A member of World Network For Saving Cildren From Radiation attended the Rally at Washington D.C. on September 20-22, 2012.
I was most touched by Congressman Dennis Kucinich's remarks for the people of Japan and by the ensuing standing ovation by the audience. My speech was well received, and I appreciated the compliments and the encouragement. Some organizations offered to help with our efforts to save the children of Fukushima.
One of the participants was Julie. I met her during a Message of Affirmation at the museum of the American Indian on the second day. She grew up near the Hanford nuclear power plant in Washington, the former plutonium plant which is claimed to be one of the most contaminated places in the US. She had Thyroid Cancer when she was a child in the 60's. Her eyes welled up when she talked about her experience and long battle with cancer. "Of course, no one thought my cancer was caused by the radiation I was exposed to.", she said. She survived cancer and is a quiet but determined warrior against nuclear power.
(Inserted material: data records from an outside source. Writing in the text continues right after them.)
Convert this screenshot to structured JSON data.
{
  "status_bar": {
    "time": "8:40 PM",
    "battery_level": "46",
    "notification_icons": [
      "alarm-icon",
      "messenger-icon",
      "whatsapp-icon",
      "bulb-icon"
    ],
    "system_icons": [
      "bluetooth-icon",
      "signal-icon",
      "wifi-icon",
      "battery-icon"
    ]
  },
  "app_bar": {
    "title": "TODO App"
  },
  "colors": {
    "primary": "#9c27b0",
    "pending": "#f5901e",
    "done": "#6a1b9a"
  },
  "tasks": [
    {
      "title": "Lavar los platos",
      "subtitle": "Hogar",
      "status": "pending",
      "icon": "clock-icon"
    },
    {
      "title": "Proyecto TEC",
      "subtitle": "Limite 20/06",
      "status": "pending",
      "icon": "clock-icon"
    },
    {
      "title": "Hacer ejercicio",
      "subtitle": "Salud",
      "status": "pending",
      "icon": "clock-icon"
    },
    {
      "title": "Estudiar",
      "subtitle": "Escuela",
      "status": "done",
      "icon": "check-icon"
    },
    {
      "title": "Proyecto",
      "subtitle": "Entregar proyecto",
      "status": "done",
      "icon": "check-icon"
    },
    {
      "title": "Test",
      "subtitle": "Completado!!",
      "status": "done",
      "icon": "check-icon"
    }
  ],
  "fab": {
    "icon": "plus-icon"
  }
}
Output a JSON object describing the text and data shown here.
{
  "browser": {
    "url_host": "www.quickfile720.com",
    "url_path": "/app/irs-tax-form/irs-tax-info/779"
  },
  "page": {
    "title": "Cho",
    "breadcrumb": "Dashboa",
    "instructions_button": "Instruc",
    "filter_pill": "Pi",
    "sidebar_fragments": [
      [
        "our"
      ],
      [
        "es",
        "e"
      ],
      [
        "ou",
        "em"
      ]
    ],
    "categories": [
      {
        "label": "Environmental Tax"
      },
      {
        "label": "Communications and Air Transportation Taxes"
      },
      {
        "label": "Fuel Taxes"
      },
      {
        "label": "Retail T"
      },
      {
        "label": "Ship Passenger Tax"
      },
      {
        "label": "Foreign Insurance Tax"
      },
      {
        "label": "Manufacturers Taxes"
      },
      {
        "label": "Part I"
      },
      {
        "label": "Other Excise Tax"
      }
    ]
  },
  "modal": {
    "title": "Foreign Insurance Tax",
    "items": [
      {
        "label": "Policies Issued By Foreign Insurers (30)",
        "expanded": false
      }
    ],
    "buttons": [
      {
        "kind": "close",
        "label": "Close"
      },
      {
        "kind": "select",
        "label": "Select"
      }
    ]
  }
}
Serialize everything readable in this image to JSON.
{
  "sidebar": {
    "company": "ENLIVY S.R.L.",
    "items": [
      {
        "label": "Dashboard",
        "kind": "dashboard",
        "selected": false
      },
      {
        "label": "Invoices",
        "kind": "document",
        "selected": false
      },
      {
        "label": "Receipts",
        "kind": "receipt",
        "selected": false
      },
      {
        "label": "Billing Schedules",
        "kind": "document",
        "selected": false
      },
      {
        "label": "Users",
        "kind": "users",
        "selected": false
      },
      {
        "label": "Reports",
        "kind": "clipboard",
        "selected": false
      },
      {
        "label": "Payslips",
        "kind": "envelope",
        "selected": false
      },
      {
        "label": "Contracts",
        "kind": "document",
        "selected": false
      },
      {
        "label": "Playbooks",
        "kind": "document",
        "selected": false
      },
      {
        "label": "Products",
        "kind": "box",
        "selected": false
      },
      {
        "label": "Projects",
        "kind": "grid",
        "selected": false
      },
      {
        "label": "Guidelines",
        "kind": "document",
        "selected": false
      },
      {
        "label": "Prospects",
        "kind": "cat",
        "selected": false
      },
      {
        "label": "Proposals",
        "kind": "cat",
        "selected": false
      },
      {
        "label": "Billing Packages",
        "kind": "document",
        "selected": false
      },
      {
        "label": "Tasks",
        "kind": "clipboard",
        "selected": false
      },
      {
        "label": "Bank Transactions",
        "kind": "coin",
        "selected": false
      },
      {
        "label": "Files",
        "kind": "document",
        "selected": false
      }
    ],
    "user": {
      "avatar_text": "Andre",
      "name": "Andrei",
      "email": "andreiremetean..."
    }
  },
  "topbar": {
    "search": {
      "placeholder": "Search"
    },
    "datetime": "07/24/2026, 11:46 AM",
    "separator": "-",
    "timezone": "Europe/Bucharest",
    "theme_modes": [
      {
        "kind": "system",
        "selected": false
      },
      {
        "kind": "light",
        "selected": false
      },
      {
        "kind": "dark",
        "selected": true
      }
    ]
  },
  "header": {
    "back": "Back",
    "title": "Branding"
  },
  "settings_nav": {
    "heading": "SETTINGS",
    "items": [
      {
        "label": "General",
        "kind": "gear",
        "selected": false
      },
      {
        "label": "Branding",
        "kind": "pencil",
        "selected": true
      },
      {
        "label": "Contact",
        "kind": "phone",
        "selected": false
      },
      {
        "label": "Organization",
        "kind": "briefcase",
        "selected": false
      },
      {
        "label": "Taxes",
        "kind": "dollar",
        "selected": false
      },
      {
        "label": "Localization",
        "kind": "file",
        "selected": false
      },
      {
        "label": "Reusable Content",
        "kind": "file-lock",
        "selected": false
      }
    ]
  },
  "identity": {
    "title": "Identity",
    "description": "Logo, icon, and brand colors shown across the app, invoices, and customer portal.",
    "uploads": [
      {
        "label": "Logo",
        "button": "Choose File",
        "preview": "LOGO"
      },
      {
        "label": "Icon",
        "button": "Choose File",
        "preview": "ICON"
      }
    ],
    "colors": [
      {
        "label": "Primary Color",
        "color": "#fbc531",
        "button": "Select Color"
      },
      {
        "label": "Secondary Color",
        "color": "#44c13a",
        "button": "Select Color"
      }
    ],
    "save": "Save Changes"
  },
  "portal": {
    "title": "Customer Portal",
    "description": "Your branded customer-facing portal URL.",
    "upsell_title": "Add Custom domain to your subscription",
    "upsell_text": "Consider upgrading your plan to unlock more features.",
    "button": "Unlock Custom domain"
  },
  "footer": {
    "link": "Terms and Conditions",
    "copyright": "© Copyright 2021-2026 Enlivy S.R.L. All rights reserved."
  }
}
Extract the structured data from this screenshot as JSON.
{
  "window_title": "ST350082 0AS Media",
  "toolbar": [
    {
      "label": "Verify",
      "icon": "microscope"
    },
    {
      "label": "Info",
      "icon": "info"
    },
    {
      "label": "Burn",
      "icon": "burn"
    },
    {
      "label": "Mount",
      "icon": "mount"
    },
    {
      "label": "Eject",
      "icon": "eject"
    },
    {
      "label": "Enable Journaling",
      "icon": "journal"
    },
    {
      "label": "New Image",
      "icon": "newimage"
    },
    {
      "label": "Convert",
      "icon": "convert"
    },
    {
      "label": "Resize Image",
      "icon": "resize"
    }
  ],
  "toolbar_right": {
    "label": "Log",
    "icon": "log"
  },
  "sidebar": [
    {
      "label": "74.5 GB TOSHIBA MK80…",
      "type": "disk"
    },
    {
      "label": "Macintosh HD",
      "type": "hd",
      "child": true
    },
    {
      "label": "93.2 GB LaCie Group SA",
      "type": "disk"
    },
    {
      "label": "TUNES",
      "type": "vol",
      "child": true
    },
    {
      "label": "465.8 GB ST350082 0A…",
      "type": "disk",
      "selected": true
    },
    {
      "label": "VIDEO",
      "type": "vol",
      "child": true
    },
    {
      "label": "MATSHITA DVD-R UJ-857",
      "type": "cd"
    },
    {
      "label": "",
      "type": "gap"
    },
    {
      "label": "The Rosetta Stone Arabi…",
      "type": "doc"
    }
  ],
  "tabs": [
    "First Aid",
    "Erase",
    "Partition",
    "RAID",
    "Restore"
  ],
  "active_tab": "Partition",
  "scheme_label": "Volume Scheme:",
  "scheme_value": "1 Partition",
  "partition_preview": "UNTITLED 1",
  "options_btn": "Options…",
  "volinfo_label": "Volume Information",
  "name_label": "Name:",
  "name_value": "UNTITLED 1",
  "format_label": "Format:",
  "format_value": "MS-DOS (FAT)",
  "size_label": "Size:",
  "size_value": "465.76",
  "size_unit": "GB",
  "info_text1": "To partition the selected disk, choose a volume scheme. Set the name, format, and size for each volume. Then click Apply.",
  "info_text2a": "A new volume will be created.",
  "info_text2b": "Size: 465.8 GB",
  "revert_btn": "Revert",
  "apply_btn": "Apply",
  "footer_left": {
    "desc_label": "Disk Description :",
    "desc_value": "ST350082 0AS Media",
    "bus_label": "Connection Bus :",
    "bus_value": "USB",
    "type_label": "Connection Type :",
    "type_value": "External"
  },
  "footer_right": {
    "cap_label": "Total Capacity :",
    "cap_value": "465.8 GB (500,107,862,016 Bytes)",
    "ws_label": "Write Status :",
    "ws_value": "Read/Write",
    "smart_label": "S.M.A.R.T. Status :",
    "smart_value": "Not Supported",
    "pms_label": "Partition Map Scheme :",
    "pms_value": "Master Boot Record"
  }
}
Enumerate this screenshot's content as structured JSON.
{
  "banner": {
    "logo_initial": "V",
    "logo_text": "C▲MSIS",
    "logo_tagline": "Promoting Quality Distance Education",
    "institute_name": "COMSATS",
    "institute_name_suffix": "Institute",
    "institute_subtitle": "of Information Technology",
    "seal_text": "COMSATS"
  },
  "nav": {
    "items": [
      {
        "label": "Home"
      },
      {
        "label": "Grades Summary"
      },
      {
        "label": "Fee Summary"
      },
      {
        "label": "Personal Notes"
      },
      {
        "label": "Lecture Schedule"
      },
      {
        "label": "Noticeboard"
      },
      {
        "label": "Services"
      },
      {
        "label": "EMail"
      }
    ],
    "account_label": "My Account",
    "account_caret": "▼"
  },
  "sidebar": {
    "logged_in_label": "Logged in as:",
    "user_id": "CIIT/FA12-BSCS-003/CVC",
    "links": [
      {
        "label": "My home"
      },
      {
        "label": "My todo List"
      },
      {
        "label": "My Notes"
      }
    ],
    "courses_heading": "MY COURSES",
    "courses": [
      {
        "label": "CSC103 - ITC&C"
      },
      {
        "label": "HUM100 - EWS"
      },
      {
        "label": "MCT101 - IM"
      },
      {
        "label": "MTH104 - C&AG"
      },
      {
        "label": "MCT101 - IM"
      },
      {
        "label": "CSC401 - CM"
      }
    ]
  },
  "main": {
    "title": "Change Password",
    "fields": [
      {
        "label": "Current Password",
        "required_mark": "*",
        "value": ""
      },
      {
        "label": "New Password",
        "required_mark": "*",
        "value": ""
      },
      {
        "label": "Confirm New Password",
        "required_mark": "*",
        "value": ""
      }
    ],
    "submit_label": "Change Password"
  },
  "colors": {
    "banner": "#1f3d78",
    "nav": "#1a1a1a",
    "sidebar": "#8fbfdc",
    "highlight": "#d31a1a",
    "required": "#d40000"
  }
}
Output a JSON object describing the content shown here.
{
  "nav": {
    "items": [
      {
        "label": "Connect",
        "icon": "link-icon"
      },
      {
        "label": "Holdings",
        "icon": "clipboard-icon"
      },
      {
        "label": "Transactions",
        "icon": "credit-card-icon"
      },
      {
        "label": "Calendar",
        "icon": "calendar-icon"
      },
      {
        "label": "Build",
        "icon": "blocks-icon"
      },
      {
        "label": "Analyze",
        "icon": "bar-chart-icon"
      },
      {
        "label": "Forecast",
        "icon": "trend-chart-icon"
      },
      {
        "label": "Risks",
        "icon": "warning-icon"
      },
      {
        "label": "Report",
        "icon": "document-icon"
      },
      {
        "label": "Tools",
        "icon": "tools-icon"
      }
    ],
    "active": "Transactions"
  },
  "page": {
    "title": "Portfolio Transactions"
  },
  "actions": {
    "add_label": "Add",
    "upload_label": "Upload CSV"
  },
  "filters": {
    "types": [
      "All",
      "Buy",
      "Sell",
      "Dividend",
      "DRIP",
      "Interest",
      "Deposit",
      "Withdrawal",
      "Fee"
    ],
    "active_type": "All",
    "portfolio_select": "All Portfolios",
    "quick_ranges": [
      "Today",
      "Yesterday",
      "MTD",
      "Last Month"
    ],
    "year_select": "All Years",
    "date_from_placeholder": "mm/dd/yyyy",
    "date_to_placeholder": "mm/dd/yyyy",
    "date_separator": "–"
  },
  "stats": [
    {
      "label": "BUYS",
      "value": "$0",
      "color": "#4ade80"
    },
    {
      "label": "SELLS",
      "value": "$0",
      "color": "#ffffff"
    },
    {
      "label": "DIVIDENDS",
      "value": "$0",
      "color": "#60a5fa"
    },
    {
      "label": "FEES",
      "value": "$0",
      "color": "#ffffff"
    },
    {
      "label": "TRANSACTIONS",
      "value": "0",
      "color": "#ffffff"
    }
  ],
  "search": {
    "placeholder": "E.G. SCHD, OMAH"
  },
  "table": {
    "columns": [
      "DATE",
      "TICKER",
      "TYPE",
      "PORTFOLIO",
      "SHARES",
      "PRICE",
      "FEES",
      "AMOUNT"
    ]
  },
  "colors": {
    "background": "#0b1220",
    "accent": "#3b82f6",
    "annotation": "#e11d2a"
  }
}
Then I noticed a tall, beautiful African American girl standing next to us. I couldn't help speaking to her and asked if she knew about the Fukushima accident. She said no. I explained to her about the incident and sufferings of the children, and introduced Julie, the victim of the nuclear power. Then the girl slowly pulled her turtle neckshirt down to show her surgical scar and said, "I have thyroid cancer, too. So has my uncle." She was not there for the rally. She came to the museum for a field trip. She just happened to be there. The Fukushima Radiation-Thyroid Cancer connection! Somehow the three of us were brought to the place and shared the moment. And this beautiful girl's name was ASIA. I even bumped into her and her school mates after we left the museum. I gave her my biggest smile waving my hand while praying that she would be OK. Then I thought about the children of Fukushima. They are always on my mind.
The participants for the 3-day rally were from all over the US. I learned a lot from them about their ongoing problems with their nearby nuclear power plants, labs and uranium mining. They all admire what German and Italy have achieved but face the reality that the nuclear-free movement in the US is a minority and that much more grass root efforts are needed. The situation is similar to that of Japan before the Fukushima disaster. The US government promotes nuclear power, and the majority support their policy. But the activists are well informed and determined to make a change.
The Occupy the Nuclear Regulatory Commission event, on the second day, attracted many people to protest in front of the NRC building. Passionate discussion for the future movement took place all day at the strategy session on the last day. The need for the international human aid organization to help people like the children of Fukushima is suggested. The participants also formed regional groups to share ideas in order to cooperate with one another after the rally.
I would like to thank Congressman Dennis Kucinich, organizers from Coalition Against Nukes, Priscilla Star and Michael Leonard and fellow speakers.
World Network For Saving Children From Radiation